▶ **WORK TO BE COMPLETED**: In the records, each line holding "right" must be reported.

▶ **INFORMATION**:
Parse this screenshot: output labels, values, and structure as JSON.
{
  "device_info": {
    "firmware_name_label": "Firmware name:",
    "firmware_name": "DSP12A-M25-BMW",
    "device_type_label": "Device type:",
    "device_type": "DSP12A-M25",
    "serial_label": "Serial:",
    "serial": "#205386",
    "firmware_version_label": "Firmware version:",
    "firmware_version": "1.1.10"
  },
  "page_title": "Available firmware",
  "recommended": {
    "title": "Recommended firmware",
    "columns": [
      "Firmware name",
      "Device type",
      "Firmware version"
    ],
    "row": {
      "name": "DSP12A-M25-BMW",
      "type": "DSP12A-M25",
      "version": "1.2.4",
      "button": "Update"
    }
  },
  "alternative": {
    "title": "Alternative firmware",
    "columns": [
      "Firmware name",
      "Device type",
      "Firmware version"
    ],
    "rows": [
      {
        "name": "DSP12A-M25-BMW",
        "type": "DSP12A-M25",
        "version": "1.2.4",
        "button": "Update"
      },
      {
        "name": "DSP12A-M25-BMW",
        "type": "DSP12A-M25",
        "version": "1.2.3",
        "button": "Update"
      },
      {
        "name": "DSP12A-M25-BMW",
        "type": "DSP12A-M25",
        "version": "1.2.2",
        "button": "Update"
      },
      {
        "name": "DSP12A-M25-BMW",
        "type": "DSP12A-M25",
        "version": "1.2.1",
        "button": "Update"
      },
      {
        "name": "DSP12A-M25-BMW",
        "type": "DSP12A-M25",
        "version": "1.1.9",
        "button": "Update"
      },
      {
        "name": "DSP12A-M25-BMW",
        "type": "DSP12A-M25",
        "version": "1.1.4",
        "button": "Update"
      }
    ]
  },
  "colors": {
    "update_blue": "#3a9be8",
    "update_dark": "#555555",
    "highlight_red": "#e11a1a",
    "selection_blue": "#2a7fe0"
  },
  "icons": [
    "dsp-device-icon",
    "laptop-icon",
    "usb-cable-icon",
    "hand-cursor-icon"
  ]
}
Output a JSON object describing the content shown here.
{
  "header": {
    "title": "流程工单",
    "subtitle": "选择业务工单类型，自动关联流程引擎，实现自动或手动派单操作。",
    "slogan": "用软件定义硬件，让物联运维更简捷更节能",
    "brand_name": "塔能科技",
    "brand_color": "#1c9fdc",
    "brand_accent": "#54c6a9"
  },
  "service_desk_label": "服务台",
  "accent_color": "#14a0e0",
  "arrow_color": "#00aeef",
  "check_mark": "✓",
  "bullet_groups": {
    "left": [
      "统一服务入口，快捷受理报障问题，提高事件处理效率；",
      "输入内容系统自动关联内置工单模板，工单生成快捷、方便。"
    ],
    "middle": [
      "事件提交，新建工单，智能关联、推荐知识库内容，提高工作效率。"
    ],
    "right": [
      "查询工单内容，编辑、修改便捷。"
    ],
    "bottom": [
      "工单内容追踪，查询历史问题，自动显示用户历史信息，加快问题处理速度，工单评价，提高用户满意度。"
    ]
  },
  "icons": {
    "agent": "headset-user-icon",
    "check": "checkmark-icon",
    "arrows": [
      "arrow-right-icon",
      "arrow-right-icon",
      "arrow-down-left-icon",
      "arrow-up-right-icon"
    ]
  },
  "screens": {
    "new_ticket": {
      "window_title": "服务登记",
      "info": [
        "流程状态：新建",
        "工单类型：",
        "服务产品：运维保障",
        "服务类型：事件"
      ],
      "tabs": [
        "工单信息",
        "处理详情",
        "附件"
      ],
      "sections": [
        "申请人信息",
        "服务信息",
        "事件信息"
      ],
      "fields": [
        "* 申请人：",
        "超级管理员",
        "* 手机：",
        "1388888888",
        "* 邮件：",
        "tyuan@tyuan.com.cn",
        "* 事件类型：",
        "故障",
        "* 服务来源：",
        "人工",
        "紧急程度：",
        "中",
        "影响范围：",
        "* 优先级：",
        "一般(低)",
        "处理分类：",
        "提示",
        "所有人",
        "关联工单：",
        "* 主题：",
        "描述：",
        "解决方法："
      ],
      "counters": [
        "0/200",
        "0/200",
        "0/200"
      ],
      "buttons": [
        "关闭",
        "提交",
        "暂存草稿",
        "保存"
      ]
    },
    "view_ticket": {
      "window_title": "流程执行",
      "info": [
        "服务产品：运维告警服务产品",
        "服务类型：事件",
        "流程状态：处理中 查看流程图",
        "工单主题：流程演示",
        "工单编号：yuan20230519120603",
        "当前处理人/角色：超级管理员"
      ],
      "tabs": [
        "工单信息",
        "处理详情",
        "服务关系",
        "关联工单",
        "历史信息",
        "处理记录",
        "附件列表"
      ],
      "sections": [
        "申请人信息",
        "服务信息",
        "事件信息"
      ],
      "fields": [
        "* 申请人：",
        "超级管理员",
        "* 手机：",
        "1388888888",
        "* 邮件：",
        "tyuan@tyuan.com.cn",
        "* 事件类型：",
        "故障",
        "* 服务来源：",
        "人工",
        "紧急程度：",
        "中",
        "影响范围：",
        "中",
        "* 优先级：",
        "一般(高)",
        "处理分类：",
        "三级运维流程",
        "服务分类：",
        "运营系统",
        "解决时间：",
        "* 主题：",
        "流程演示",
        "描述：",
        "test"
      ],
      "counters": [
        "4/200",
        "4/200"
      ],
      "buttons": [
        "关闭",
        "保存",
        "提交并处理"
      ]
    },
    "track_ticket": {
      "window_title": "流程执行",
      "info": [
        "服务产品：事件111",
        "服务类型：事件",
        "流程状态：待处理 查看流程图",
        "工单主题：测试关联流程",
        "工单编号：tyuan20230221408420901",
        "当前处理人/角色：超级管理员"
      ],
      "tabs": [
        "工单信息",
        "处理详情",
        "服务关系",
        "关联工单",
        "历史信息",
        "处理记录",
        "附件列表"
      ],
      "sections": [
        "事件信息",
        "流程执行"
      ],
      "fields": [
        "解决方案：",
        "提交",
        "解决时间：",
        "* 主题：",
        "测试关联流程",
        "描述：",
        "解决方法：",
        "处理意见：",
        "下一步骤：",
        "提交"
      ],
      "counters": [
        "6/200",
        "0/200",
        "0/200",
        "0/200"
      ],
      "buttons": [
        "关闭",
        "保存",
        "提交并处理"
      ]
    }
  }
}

▶ **EXPECTED OUTPUT**:
    "right": [
      "arrow-right-icon",
      "arrow-right-icon",
      "arrow-up-right-icon"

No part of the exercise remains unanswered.